--- Listed records ---
>>>>

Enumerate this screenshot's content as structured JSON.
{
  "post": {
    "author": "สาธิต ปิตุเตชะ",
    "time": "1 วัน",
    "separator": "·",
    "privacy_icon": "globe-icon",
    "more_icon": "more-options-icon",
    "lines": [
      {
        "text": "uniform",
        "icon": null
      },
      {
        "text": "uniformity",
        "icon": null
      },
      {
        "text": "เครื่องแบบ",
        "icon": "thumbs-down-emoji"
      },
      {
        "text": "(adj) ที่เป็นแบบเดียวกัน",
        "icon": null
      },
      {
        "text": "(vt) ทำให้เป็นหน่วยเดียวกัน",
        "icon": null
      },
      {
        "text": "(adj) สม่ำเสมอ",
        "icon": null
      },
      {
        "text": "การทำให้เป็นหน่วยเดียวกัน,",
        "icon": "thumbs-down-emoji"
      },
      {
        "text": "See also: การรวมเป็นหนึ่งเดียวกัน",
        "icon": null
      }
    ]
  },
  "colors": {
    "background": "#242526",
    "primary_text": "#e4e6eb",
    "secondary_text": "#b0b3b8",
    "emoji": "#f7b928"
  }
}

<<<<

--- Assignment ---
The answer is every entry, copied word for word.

--- Expected answer ---
Enumerate this screenshot's content as structured JSON.
{
  "post": {
    "author": "สาธิต ปิตุเตชะ",
    "time": "1 วัน",
    "separator": "·",
    "privacy_icon": "globe-icon",
    "more_icon": "more-options-icon",
    "lines": [
      {
        "text": "uniform",
        "icon": null
      },
      {
        "text": "uniformity",
        "icon": null
      },
      {
        "text": "เครื่องแบบ",
        "icon": "thumbs-down-emoji"
      },
      {
        "text": "(adj) ที่เป็นแบบเดียวกัน",
        "icon": null
      },
      {
        "text": "(vt) ทำให้เป็นหน่วยเดียวกัน",
        "icon": null
      },
      {
        "text": "(adj) สม่ำเสมอ",
        "icon": null
      },
      {
        "text": "การทำให้เป็นหน่วยเดียวกัน,",
        "icon": "thumbs-down-emoji"
      },
      {
        "text": "See also: การรวมเป็นหนึ่งเดียวกัน",
        "icon": null
      }
    ]
  },
  "colors": {
    "background": "#242526",
    "primary_text": "#e4e6eb",
    "secondary_text": "#b0b3b8",
    "emoji": "#f7b928"
  }
}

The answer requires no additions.